Such a victory here would also encourage others in the U.S. to fight harder. Although I can't vote I have contributed some money to the New Democratic Party which is something I normally don't do. It is a very important election since the world will be watching.

Jay–Ottawa said...

Hi, Pearl

Here’s my take on Canadian politics. Neither the New Democratic Party nor the Liberals have a leader who excites voters with openness and commitment. As you know, the NDP lost a lot of momentum with the untimely death of Jack Layton in 2011. As for the Liberals, they have devolved into a bad joke.

At the same time, Steven Harper, the boss of the Conservatives and repeatedly the Prime Minister of Canada may be coming to the end of his political career. More and more Canadians are growing sick of his dictatorial style in ignoring the law, Canadian tradition, and pushing a neoliberal agenda. I’m not sure how much longer he can go on alienating key constituencies. Looks like he will at very least lose his majority in the next round of Parliamentary elections this October. But if he can still squeak by with a plurality of seats, he’ll be PM for another handful of years. The NDP’s immediate goal therefore is to win a plurality in October. Then they have to try to pick up enough votes to accomplish something by forming a coalition with the weak reed of the Liberal Party.

Are you aware of an organization called Voices-Voix? It’s an organization backed by, so far, 233 local, provincial and national organizations, most of which you and I might join if we had an infinity of time. Voices-Voix are not affiliated with any political party but have come up with a devastating critique of Harper’s rule. It’s first featured when you pull up their website (below). See you at the polls in October.

Meredith NYC said...

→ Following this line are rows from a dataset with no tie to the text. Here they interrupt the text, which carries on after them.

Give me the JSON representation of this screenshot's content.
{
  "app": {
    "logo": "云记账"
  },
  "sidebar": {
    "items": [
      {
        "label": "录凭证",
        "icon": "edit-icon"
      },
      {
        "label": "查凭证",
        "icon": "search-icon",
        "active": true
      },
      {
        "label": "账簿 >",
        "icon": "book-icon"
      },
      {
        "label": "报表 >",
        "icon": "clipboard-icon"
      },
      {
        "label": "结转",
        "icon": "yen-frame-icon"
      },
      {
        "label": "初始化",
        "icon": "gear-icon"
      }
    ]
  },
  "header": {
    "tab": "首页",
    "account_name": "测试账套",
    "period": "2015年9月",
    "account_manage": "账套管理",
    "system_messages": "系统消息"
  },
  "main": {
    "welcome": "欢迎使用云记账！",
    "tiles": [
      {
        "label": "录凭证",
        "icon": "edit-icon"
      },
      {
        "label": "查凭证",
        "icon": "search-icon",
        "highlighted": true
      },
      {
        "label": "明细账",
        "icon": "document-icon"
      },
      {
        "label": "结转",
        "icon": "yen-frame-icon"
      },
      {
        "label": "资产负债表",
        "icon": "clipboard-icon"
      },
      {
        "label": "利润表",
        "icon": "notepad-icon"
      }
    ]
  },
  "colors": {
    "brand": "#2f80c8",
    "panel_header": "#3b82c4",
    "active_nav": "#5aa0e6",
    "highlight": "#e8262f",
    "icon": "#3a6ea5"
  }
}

Dr. Hu,
Whoever you are, I’m glad to see you post here, since I recall your comment to Krugman as a rare and refreshing breeze of criticism, whether from China, the glaciers, or wherever.

I replied to Rima also, whose reply to you was a surprising disappointment. She won’t go far enough against Krugman, “the Professor.” Hero worship, like many, despite her valiant stances on many issues.

My reply to her reply got in late. But I said:

Rima....evil he ain't? I'm relieved. But I'm afraid Krugman's complexity is no excuse. He is a centrist, and only seems liberal in our warped political spectrum. I used to be a great fan but seems now he's giving an unbalanced picture and this fits in with the aims of the Democratic party, who are themselves beholden to big money.

There's a reason K never ever traces our problems back to campaign finance, unique in the US compared to other democracies. And always is rah rah about ACA and the Recovery, etc. He disagrees with other liberals on a host of issues. And thinks TPP really isn't that bad. Put it all together.

When we want to defend people's faults we say they're 'complex'. Let's not compare him to some of the low standards of honesty of rw peers. We deserve better.